DATASET CONTENT =>
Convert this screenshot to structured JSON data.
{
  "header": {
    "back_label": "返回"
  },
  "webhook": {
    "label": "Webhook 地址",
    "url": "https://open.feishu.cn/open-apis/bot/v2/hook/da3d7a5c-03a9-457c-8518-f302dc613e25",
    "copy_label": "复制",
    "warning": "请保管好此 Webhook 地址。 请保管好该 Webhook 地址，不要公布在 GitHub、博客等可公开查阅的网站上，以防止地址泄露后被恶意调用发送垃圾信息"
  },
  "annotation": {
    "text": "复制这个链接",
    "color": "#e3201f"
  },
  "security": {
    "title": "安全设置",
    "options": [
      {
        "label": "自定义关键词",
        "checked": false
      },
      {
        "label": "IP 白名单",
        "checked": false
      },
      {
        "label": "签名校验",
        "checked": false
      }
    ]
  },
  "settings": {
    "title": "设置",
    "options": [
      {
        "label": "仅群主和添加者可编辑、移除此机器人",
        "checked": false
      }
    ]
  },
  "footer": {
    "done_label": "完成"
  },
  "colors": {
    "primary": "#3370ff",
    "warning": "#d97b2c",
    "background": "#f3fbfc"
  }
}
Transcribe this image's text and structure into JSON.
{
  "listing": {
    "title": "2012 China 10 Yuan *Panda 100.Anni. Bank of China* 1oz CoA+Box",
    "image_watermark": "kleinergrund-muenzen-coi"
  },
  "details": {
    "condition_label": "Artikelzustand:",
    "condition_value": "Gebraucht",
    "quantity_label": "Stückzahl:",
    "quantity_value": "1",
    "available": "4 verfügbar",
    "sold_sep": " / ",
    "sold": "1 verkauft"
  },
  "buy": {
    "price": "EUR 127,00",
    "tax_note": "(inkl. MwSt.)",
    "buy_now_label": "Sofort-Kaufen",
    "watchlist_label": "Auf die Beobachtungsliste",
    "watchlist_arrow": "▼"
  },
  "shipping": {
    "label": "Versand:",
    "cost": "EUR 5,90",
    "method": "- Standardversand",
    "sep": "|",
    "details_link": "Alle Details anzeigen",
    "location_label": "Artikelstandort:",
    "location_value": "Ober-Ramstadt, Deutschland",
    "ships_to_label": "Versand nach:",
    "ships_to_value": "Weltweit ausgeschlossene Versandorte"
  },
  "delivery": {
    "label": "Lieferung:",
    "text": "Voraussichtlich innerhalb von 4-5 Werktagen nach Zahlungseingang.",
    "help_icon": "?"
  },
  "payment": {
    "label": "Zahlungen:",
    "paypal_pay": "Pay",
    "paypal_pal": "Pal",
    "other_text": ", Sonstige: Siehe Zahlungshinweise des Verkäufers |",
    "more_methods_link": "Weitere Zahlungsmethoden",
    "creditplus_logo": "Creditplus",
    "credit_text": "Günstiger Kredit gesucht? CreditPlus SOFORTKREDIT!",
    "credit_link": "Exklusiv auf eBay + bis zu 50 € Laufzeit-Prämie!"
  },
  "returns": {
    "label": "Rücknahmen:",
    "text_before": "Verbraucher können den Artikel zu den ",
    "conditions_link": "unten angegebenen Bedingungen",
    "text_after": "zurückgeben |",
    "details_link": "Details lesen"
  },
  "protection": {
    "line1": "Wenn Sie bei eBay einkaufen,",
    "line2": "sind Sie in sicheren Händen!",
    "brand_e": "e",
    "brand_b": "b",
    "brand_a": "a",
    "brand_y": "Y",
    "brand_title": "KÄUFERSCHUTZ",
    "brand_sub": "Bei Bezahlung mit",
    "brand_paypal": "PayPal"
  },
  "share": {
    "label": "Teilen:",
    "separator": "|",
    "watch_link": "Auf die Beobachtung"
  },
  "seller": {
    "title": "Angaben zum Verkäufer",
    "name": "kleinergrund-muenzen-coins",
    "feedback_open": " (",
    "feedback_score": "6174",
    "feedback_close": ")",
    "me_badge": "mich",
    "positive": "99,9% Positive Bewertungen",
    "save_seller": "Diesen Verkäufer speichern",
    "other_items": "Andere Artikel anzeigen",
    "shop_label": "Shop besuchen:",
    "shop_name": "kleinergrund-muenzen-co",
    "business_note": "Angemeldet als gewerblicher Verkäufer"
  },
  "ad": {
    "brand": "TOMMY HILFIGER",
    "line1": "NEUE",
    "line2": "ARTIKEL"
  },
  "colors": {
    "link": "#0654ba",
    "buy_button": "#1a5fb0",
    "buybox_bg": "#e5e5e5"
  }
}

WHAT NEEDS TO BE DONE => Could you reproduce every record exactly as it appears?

ANSWER AREA =>
Convert this screenshot to structured JSON data.
{
  "header": {
    "back_label": "返回"
  },
  "webhook": {
    "label": "Webhook 地址",
    "url": "https://open.feishu.cn/open-apis/bot/v2/hook/da3d7a5c-03a9-457c-8518-f302dc613e25",
    "copy_label": "复制",
    "warning": "请保管好此 Webhook 地址。 请保管好该 Webhook 地址，不要公布在 GitHub、博客等可公开查阅的网站上，以防止地址泄露后被恶意调用发送垃圾信息"
  },
  "annotation": {
    "text": "复制这个链接",
    "color": "#e3201f"
  },
  "security": {
    "title": "安全设置",
    "options": [
      {
        "label": "自定义关键词",
        "checked": false
      },
      {
        "label": "IP 白名单",
        "checked": false
      },
      {
        "label": "签名校验",
        "checked": false
      }
    ]
  },
  "settings": {
    "title": "设置",
    "options": [
      {
        "label": "仅群主和添加者可编辑、移除此机器人",
        "checked": false
      }
    ]
  },
  "footer": {
    "done_label": "完成"
  },
  "colors": {
    "primary": "#3370ff",
    "warning": "#d97b2c",
    "background": "#f3fbfc"
  }
}
Transcribe this image's text and structure into JSON.
{
  "listing": {
    "title": "2012 China 10 Yuan *Panda 100.Anni. Bank of China* 1oz CoA+Box",
    "image_watermark": "kleinergrund-muenzen-coi"
  },
  "details": {
    "condition_label": "Artikelzustand:",
    "condition_value": "Gebraucht",
    "quantity_label": "Stückzahl:",
    "quantity_value": "1",
    "available": "4 verfügbar",
    "sold_sep": " / ",
    "sold": "1 verkauft"
  },
  "buy": {
    "price": "EUR 127,00",
    "tax_note": "(inkl. MwSt.)",
    "buy_now_label": "Sofort-Kaufen",
    "watchlist_label": "Auf die Beobachtungsliste",
    "watchlist_arrow": "▼"
  },
  "shipping": {
    "label": "Versand:",
    "cost": "EUR 5,90",
    "method": "- Standardversand",
    "sep": "|",
    "details_link": "Alle Details anzeigen",
    "location_label": "Artikelstandort:",
    "location_value": "Ober-Ramstadt, Deutschland",
    "ships_to_label": "Versand nach:",
    "ships_to_value": "Weltweit ausgeschlossene Versandorte"
  },
  "delivery": {
    "label": "Lieferung:",
    "text": "Voraussichtlich innerhalb von 4-5 Werktagen nach Zahlungseingang.",
    "help_icon": "?"
  },
  "payment": {
    "label": "Zahlungen:",
    "paypal_pay": "Pay",
    "paypal_pal": "Pal",
    "other_text": ", Sonstige: Siehe Zahlungshinweise des Verkäufers |",
    "more_methods_link": "Weitere Zahlungsmethoden",
    "creditplus_logo": "Creditplus",
    "credit_text": "Günstiger Kredit gesucht? CreditPlus SOFORTKREDIT!",
    "credit_link": "Exklusiv auf eBay + bis zu 50 € Laufzeit-Prämie!"
  },
  "returns": {
    "label": "Rücknahmen:",
    "text_before": "Verbraucher können den Artikel zu den ",
    "conditions_link": "unten angegebenen Bedingungen",
    "text_after": "zurückgeben |",
    "details_link": "Details lesen"
  },
  "protection": {
    "line1": "Wenn Sie bei eBay einkaufen,",
    "line2": "sind Sie in sicheren Händen!",
    "brand_e": "e",
    "brand_b": "b",
    "brand_a": "a",
    "brand_y": "Y",
    "brand_title": "KÄUFERSCHUTZ",
    "brand_sub": "Bei Bezahlung mit",
    "brand_paypal": "PayPal"
  },
  "share": {
    "label": "Teilen:",
    "separator": "|",
    "watch_link": "Auf die Beobachtung"
  },
  "seller": {
    "title": "Angaben zum Verkäufer",
    "name": "kleinergrund-muenzen-coins",
    "feedback_open": " (",
    "feedback_score": "6174",
    "feedback_close": ")",
    "me_badge": "mich",
    "positive": "99,9% Positive Bewertungen",
    "save_seller": "Diesen Verkäufer speichern",
    "other_items": "Andere Artikel anzeigen",
    "shop_label": "Shop besuchen:",
    "shop_name": "kleinergrund-muenzen-co",
    "business_note": "Angemeldet als gewerblicher Verkäufer"
  },
  "ad": {
    "brand": "TOMMY HILFIGER",
    "line1": "NEUE",
    "line2": "ARTIKEL"
  },
  "colors": {
    "link": "#0654ba",
    "buy_button": "#1a5fb0",
    "buybox_bg": "#e5e5e5"
  }
}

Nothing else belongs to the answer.